Monserrat worked as a the National Program Coordinator for the Queer Undocumented Immigrant Project, a program of United We Dream, where she worked across the country building a national network of LGBTQ immigrant community leaders, advocates and organizers to develop policies and advocate addressing the needs of LGBTQ immigrant communities. Now she is the statewide coordinator for the Washington Immigrant Solidarity Network, a powerful network of 100+ organizations fighting to protect immigrant and refugee communities in our state.
Monserrat was born in Jalisco, Mexico. At the age of 2 she migrated to the U.S. with her mother and two older siblings. She grew up in East Los Angeles, CA where she became part of the 11 million undocumented families living in the U.S. At the age of 15 she moved to Seattle, Washington, graduating from Chief Sealth International High School in 2010 and attending the University of Washington in Seattle. She is Undocumented & Unafraid, Transgender & Unashamed!
- Neidi DominguezNational Strategic Campaign Coordinator & Assistant to the GeneralNeidi DominguezNational Strategic Campaign Coordinator & Assistant to the General
Neidi Dominguez is the National Strategic Campaign Coordinator and Assistant to the General President for the International Union of Painters and Allied Trades (IUPAT). Neidi is a long-time labor and immigrants’ rights organizer. She co-directed the CLEAN Carwash campaign in Los Angeles, California, which successfully unionized hundreds of car wash workers in Los Angeles County and changed working conditions for thousands of low-wage immigrant workers. She was also a key leader in the campaign to win Deferred Action for Childhood Arrivals (DACA).

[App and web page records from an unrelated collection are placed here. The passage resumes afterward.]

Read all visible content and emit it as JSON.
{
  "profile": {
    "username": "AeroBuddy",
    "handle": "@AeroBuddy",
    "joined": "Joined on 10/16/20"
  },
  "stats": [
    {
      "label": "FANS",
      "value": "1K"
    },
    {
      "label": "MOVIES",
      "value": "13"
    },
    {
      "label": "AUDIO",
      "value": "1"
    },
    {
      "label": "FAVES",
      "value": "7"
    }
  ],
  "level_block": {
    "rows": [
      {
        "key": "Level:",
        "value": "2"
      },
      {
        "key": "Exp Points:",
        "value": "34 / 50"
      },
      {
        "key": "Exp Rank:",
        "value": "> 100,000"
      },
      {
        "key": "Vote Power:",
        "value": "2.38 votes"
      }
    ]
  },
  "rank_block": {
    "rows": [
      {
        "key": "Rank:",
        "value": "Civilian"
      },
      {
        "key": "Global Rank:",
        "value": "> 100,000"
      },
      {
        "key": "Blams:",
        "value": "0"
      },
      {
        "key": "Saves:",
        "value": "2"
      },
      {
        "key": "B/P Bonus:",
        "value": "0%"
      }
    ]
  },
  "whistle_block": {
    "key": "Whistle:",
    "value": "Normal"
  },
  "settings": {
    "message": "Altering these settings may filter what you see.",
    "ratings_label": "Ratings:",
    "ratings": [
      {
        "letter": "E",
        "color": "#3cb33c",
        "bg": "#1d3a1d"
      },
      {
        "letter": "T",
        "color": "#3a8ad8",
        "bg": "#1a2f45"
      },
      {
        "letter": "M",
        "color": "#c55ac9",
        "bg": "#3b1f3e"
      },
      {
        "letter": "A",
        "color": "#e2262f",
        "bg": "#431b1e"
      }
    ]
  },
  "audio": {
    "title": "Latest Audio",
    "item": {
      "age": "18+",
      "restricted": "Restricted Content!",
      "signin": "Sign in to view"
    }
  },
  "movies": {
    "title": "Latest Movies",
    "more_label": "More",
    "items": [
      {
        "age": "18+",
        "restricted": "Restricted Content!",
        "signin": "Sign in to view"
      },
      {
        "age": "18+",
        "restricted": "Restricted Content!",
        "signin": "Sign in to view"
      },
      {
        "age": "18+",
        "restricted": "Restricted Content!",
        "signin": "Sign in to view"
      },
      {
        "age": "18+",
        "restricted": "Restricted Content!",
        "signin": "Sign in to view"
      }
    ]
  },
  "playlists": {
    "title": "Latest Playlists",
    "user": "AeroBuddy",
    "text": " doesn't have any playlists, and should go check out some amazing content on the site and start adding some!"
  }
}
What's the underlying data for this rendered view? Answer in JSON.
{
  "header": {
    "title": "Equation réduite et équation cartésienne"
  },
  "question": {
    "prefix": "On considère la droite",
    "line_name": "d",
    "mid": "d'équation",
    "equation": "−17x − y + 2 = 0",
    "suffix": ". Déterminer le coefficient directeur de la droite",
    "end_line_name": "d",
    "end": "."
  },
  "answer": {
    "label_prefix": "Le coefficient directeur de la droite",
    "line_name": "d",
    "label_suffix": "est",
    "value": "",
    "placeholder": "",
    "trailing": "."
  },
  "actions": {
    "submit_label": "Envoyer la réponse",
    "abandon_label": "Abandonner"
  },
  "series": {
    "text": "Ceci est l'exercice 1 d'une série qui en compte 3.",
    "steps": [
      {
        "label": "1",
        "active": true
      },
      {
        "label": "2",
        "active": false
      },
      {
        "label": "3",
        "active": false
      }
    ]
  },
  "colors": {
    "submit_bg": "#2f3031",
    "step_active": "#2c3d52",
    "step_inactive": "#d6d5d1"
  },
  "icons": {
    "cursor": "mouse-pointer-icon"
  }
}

- Roksana MunDirector of Strategy and Training at DRUM, UWD Board MemberRoksana MunDirector of Strategy and Training at DRUM, UWD Board Member
Roksana Mun was born in Bangladesh and migrated to NYC in 1991 and grew up in Sunset Park, Brooklyn and Jackson Heights, Queens. Her mother is a domestic worker and her father was a street vendor and is now a taxi driver. Growing up working-class has shaped a large part of who Roksana is as an organizer and her commitment of immigrant, worker and racial justice. Roksana joined as a youth member of DRUM (Desis Rising Up and Moving) in 2003, through their Summer Organizing Institute. She became a member because of the Islamophobia at school and losing family members who were deported due to Special Registration, a post-9/11 program which required 80,000 non-citizens from Muslim countries to register with ICE and DHS and deported 13,000 people.
Roksana was the Youth Organizer of DRUM from 2008-2009. From 2009-2011, she was a Legal Advocate at the Urban Justice Center for welfare advocacy for low-income/no-income New Yorkers. Roksana rejoined DRUM in April 2011 as the Dignity in School Campaign Organizer to focus on local and national policies to end the School-to-Prison Pipeline and the criminalization of youth of color. Roksana is currently the Director of Strategy and Training at DRUM. She oversees the development and progress of the Racial, Immigrant and Education Justice campaigns across both youth and adult memberships.